The representative for Transportation Choices Sunshine Coast (TraC) came to last week’s Sunshine Coast Regional District (SCRD) transportation committee meeting armed with several complaints about road conditions and their impact on cyclists.
Martin Prestage, one of the group’s founding directors, told the committee that they want a guarantee there won’t be a repeat of this spring’s use of sand during road sealing. In a letter to the committee, TraC said the sand left on the roads, bike lanes and shoulders created “conditions [that] were hazardous to the point of injury.”
“What we are seeking,” Prestage said, “is the assurance that type of sealing work won’t happen again, especially at that time of year [just before Bike to Work Week].”
Prestage claimed that road conditions were to blame for a slight drop in Bike to Work Week participation, adding he was reluctant to encourage people to ride because of the poor state of the roads.
“The number of kilometres [ridden] were down this year, and I would say that was principally because of the [road] conditions of the week before. On my part, I wasn’t out there telling people to ride… I couldn’t go out to people and say, ‘Get out and ride our roads,’ because they were the worst I’ve seen the whole time I’ve lived on the Coast.”
Don Legault of the Ministry of Transportation and Infrastructure (MOTI) said MOTI couldn’t guarantee crack sealing techniques involving sand would not be used in the future, but noted that several factors led to an unusually problematic job this time around, including a delay that meant the work, which was supposed to be done in October, didn’t get done until May.

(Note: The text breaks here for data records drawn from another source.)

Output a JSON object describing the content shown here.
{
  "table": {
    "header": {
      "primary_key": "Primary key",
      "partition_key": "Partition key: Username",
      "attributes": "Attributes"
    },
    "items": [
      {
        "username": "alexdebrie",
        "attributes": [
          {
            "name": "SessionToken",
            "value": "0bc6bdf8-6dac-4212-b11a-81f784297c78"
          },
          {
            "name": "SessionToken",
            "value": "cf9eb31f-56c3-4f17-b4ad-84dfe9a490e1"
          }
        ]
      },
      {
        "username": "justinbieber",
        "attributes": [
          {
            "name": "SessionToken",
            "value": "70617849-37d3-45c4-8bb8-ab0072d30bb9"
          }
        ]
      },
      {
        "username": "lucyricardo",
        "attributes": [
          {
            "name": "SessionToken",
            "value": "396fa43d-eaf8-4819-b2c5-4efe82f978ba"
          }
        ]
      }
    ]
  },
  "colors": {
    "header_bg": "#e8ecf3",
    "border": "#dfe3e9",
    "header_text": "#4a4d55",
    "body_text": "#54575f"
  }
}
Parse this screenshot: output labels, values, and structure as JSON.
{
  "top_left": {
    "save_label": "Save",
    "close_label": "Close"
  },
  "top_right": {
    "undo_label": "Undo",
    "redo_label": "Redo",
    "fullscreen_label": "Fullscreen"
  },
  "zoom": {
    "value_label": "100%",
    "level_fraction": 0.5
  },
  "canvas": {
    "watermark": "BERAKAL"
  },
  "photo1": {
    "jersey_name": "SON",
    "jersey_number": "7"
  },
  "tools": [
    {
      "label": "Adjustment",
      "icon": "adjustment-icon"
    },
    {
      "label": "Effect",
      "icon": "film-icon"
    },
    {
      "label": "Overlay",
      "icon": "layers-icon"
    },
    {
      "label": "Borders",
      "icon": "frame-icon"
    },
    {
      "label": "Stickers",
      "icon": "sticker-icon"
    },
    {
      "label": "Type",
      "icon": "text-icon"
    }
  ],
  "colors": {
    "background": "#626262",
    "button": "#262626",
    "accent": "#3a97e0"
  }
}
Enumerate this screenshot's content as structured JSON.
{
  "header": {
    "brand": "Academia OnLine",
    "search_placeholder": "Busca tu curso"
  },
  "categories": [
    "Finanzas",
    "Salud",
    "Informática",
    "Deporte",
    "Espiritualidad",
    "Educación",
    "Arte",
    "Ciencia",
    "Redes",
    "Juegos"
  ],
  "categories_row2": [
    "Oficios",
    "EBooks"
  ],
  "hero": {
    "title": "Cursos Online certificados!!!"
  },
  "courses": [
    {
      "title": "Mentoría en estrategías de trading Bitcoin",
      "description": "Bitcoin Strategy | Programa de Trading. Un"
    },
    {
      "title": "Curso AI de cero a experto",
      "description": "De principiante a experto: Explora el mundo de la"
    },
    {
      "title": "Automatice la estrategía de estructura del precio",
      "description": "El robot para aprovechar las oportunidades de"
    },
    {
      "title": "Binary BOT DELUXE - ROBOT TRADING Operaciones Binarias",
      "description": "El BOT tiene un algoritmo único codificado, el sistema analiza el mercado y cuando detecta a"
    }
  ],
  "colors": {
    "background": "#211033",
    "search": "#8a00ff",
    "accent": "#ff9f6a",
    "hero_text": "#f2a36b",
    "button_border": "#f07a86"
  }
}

Prestage revisited the issue of road conditions later in the meeting. He told the committee that TraC had received an email from one of the organizers of the Gibsons Grind Gran Fondo, a road cycling event that attracted more than 250 riders on June 24. Prestage read a quote from the event’s roadside mechanic: “Due to the roads being in particularly terrible shape this year, I had a lot more work than past years. Whereas last year I helped fix one flat, this year I fixed about 20.”
He also said one participant hit a hole in the road that destroyed a very expensive set of carbon fibre wheels.
“Those sorts of occurrences are happening more and more, so I wanted to bring it to everyone’s attention,” Prestage said.